What's there for gamers is the phone’s display, which offers a high touch response rate of 180Hz, at a time when 60Hz is common in most phones.
While all this looks like a good deal, what may not be pleasing to some is that the front has a sheet of Schott Xensation glass, and not the Gorilla Glass 6 protection.
The iQOO 3 5G is available in three colours – Tornado Black, Volcano Orange and Quantum Silver. We had the Tornado Black unit, but we feel the Volcano Orange, which has a matte finish, would appeal more to a lot of people.
Specifications, performance, and battery
To justify its 'performer' tag, iQoo has given the phone the Qualcomm Snapdragon 865 chipset, which is paired with 12GB of RAM and 256GB of storage in the 5G variant. It uses the Adreno 650 GPU for graphics and has a UFS 3.1 storage memory.
From multi-tasking to playing heavy games, Snapdragon 865 chipset's ability can't be questioned. The phone is able to perform all tasks at blazing speeds.
The iQoo 3 runs on Android 10 and has a custom layering of the iQOO UI on top reminding you of the FunTouch OS in Vivo smartphones
but less cluttered. There, however, is some bloatware that you will need to deal with.
The phone has a 4,450mAh battery and you get a 55W fast charger that promises a full charge in 40 minutes. We found the charging to be really quick, just like the company claimed.

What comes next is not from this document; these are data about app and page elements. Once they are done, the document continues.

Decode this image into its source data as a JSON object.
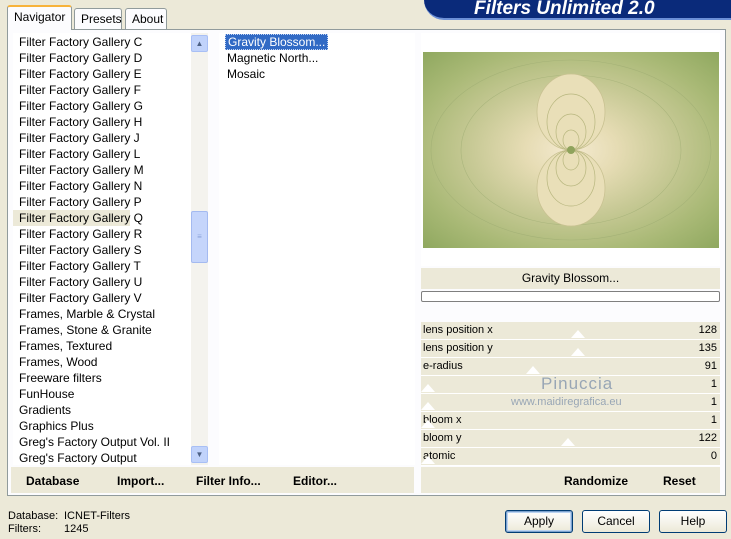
{
  "title": "Filters Unlimited 2.0",
  "tabs": [
    "Navigator",
    "Presets",
    "About"
  ],
  "categories": [
    "Filter Factory Gallery C",
    "Filter Factory Gallery D",
    "Filter Factory Gallery E",
    "Filter Factory Gallery F",
    "Filter Factory Gallery G",
    "Filter Factory Gallery H",
    "Filter Factory Gallery J",
    "Filter Factory Gallery L",
    "Filter Factory Gallery M",
    "Filter Factory Gallery N",
    "Filter Factory Gallery P",
    "Filter Factory Gallery Q",
    "Filter Factory Gallery R",
    "Filter Factory Gallery S",
    "Filter Factory Gallery T",
    "Filter Factory Gallery U",
    "Filter Factory Gallery V",
    "Frames, Marble & Crystal",
    "Frames, Stone & Granite",
    "Frames, Textured",
    "Frames, Wood",
    "Freeware filters",
    "FunHouse",
    "Gradients",
    "Graphics Plus",
    "Greg's Factory Output Vol. II",
    "Greg's Factory Output"
  ],
  "selected_category": "Filter Factory Gallery Q",
  "filters": [
    "Gravity Blossom...",
    "Magnetic North...",
    "Mosaic"
  ],
  "selected_filter": "Gravity Blossom...",
  "preview_title": "Gravity Blossom...",
  "params": [
    {
      "name": "lens position x",
      "value": "128"
    },
    {
      "name": "lens position y",
      "value": "135"
    },
    {
      "name": "e-radius",
      "value": "91"
    },
    {
      "name": "",
      "value": "1"
    },
    {
      "name": "",
      "value": "1"
    },
    {
      "name": "bloom x",
      "value": "1"
    },
    {
      "name": "bloom y",
      "value": "122"
    },
    {
      "name": "atomic",
      "value": "0"
    }
  ],
  "left_buttons": {
    "database": "Database",
    "import": "Import...",
    "filter_info": "Filter Info...",
    "editor": "Editor..."
  },
  "right_buttons": {
    "randomize": "Randomize",
    "reset": "Reset"
  },
  "footer": {
    "database_label": "Database:",
    "database_value": "ICNET-Filters",
    "filters_label": "Filters:",
    "filters_value": "1245"
  },
  "dialog_buttons": {
    "apply": "Apply",
    "cancel": "Cancel",
    "help": "Help"
  },
  "watermark": {
    "name": "Pinuccia",
    "url": "www.maidiregrafica.eu"
  }
}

For gaming, there is a separate Ultra Game Mode that blocks background calls, notifications, and uses all resources to make it an immersive experience. You might take some time to get used to the capacitive shoulder buttons (Monster Touch Buttons), but when you do, you realise there is an edge you get over rivals (but that also depends on your skills). The 4D game vibration adds to the experience, especially if you play arcade games.
There is hardly any heating issue felt during gaming sessions or binge-watching videos; if you make these sessions excessively long, the device's Carbon Fiber Vapour Cooling System keeps its temperature under control.

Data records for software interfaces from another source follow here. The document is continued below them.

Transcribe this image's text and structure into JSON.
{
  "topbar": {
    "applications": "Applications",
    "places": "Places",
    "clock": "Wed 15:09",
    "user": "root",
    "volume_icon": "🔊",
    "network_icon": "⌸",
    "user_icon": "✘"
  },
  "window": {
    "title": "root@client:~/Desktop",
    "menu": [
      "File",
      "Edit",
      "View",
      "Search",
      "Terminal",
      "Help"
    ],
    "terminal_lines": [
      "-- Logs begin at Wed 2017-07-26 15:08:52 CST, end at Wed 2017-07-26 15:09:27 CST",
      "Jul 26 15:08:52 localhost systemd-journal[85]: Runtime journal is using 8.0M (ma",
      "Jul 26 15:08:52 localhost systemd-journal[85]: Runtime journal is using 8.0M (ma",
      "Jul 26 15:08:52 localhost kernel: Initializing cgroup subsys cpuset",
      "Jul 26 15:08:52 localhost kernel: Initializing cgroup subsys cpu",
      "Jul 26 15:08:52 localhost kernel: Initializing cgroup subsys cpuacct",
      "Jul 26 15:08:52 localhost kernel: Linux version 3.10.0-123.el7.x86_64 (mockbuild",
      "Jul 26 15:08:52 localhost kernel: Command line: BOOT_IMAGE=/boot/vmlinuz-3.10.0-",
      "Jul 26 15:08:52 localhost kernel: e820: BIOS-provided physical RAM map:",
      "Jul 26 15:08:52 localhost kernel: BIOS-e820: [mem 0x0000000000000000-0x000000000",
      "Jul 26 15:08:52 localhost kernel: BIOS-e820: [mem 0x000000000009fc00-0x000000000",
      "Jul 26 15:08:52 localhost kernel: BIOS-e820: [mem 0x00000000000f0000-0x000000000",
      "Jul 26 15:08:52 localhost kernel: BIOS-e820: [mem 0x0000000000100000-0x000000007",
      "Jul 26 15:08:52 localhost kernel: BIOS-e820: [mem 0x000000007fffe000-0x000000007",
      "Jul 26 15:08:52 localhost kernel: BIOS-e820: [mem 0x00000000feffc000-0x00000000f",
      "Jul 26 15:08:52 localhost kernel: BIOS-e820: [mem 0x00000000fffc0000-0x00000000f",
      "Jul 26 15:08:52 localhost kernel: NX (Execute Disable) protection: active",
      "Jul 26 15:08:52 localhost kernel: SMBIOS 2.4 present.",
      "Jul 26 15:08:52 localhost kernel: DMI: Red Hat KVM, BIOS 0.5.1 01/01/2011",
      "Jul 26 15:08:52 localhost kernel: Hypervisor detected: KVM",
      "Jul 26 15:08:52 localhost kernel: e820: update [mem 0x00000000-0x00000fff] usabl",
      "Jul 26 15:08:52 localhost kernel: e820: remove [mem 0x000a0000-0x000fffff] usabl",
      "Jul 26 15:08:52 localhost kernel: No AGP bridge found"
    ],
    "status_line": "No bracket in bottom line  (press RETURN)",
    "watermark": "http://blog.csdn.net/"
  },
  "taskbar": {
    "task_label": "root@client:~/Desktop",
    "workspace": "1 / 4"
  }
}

The mono speaker may not be enough for gaming or binge-watching. It'd be better if you paired decent headphones or earphones. We did face some issues with Netflix, as we couldn't find the app on Google Play Store, despite updating the software.
The module at the back has a quad-camera set-up of a 48-megapixel primary sensor, a 13-megapixel telephoto lens with 10x Zoom, a 13-megapixel super-wide-angle lens with a 120-degree field of view, and a 2-megapixel macro and bokeh camera. On the front, there’s a 16-megapixel selfie camera.

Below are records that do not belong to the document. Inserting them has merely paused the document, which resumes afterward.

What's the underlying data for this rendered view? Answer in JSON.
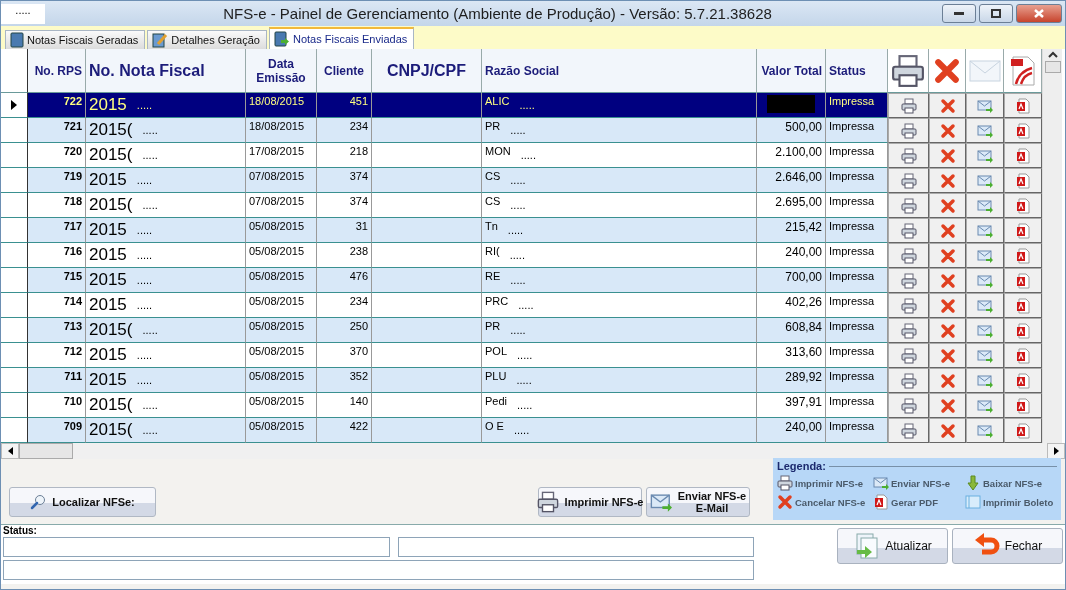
{
  "window": {
    "app_label": ".....",
    "title": "NFS-e - Painel de Gerenciamento (Ambiente de Produção) -  Versão: 5.7.21.38628"
  },
  "tabs": [
    {
      "label": "Notas Fiscais Geradas",
      "kind": "book",
      "selected": false
    },
    {
      "label": "Detalhes Geração",
      "kind": "edit",
      "selected": false
    },
    {
      "label": "Notas Fiscais Enviadas",
      "kind": "send",
      "selected": true
    }
  ],
  "table": {
    "columns": [
      "No. RPS",
      "No. Nota Fiscal",
      "Data Emissão",
      "Cliente",
      "CNPJ/CPF",
      "Razão Social",
      "Valor Total",
      "Status"
    ],
    "action_columns": [
      {
        "kind": "print"
      },
      {
        "kind": "cancel"
      },
      {
        "kind": "email"
      },
      {
        "kind": "pdf"
      }
    ],
    "rows": [
      {
        "rps": "722",
        "nota": "2015",
        "nota_mask": ".....",
        "data": "18/08/2015",
        "cliente": "451",
        "razao": "ALIC",
        "razao_mask": ".....",
        "valor_redacted": true,
        "status": "Impressa",
        "selected": true
      },
      {
        "rps": "721",
        "nota": "2015(",
        "nota_mask": ".....",
        "data": "18/08/2015",
        "cliente": "234",
        "razao": "PR",
        "razao_mask": ".....",
        "valor": "500,00",
        "status": "Impressa",
        "selected": false
      },
      {
        "rps": "720",
        "nota": "2015(",
        "nota_mask": ".....",
        "data": "17/08/2015",
        "cliente": "218",
        "razao": "MON",
        "razao_mask": ".....",
        "valor": "2.100,00",
        "status": "Impressa",
        "selected": false
      },
      {
        "rps": "719",
        "nota": "2015",
        "nota_mask": ".....",
        "data": "07/08/2015",
        "cliente": "374",
        "razao": "CS",
        "razao_mask": ".....",
        "valor": "2.646,00",
        "status": "Impressa",
        "selected": false
      },
      {
        "rps": "718",
        "nota": "2015(",
        "nota_mask": ".....",
        "data": "07/08/2015",
        "cliente": "374",
        "razao": "CS",
        "razao_mask": ".....",
        "valor": "2.695,00",
        "status": "Impressa",
        "selected": false
      },
      {
        "rps": "717",
        "nota": "2015",
        "nota_mask": ".....",
        "data": "05/08/2015",
        "cliente": "31",
        "razao": "Tn",
        "razao_mask": ".....",
        "valor": "215,42",
        "status": "Impressa",
        "selected": false
      },
      {
        "rps": "716",
        "nota": "2015",
        "nota_mask": ".....",
        "data": "05/08/2015",
        "cliente": "238",
        "razao": "RI(",
        "razao_mask": ".....",
        "valor": "240,00",
        "status": "Impressa",
        "selected": false
      },
      {
        "rps": "715",
        "nota": "2015",
        "nota_mask": ".....",
        "data": "05/08/2015",
        "cliente": "476",
        "razao": "RE",
        "razao_mask": ".....",
        "valor": "700,00",
        "status": "Impressa",
        "selected": false
      },
      {
        "rps": "714",
        "nota": "2015",
        "nota_mask": ".....",
        "data": "05/08/2015",
        "cliente": "234",
        "razao": "PRC",
        "razao_mask": ".....",
        "valor": "402,26",
        "status": "Impressa",
        "selected": false
      },
      {
        "rps": "713",
        "nota": "2015(",
        "nota_mask": ".....",
        "data": "05/08/2015",
        "cliente": "250",
        "razao": "PR",
        "razao_mask": ".....",
        "valor": "608,84",
        "status": "Impressa",
        "selected": false
      },
      {
        "rps": "712",
        "nota": "2015",
        "nota_mask": ".....",
        "data": "05/08/2015",
        "cliente": "370",
        "razao": "POL",
        "razao_mask": ".....",
        "valor": "313,60",
        "status": "Impressa",
        "selected": false
      },
      {
        "rps": "711",
        "nota": "2015",
        "nota_mask": ".....",
        "data": "05/08/2015",
        "cliente": "352",
        "razao": "PLU",
        "razao_mask": ".....",
        "valor": "289,92",
        "status": "Impressa",
        "selected": false
      },
      {
        "rps": "710",
        "nota": "2015(",
        "nota_mask": ".....",
        "data": "05/08/2015",
        "cliente": "140",
        "razao": "Pedi",
        "razao_mask": ".....",
        "valor": "397,91",
        "status": "Impressa",
        "selected": false
      },
      {
        "rps": "709",
        "nota": "2015(",
        "nota_mask": ".....",
        "data": "05/08/2015",
        "cliente": "422",
        "razao": "O E",
        "razao_mask": ".....",
        "valor": "240,00",
        "status": "Impressa",
        "selected": false
      }
    ]
  },
  "actions": [
    {
      "label": "Localizar NFSe:",
      "kind": "search"
    },
    {
      "label": "Imprimir NFS-e",
      "kind": "print"
    },
    {
      "label": "Enviar NFS-e\nE-Mail",
      "kind": "email"
    }
  ],
  "legend": {
    "title": "Legenda:",
    "items": [
      {
        "label": "Imprimir NFS-e",
        "kind": "print"
      },
      {
        "label": "Enviar NFS-e",
        "kind": "email"
      },
      {
        "label": "Baixar NFS-e",
        "kind": "download"
      },
      {
        "label": "Cancelar NFS-e",
        "kind": "cancel"
      },
      {
        "label": "Gerar PDF",
        "kind": "pdf"
      },
      {
        "label": "Imprimir Boleto",
        "kind": "boleto"
      }
    ]
  },
  "status": {
    "label": "Status:"
  },
  "footer_buttons": [
    {
      "label": "Atualizar",
      "kind": "refresh"
    },
    {
      "label": "Fechar",
      "kind": "close"
    }
  ]
}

In general, the shots are crisp and there is a good detailing in the subject and background. If the light conditions are fine, the results would be better than expected. The saturation isn't excessive, either. The blurring comes out well with enough balance between the main object and the background.
The night, however, makes the images look over-processed; it appears the AI takes away natural colours. The same goes for front camera, the colours appear too soft and it remains that way despite tweaking the camera settings.
The iQoo 3 4G is available in India starting at Rs 36,999 for the base variant with 8GB RAM + 128GB storage and Rs 39,990 for 8GB RAM + 256GB storage. iQoo 3 5G comes with 12GB RAM and 256GB storage and is priced at Rs 44,990.
The iQoo 3 has the most powerful smartphone chipset of our time, so it a powerhouse. It delivers well on performance, and the camera capabilities are also decent. The phone is a delight for gamers and those who want maximum performance without compromising on anything.
However, we wouldn't really vouch for the 5G variant of the phone, since the technology
doesn't exist in India; by the time it becomes available, there will be a lot more options for users. In fact, the options have already started emerging with the launch of the Realme X50 Pro 5G.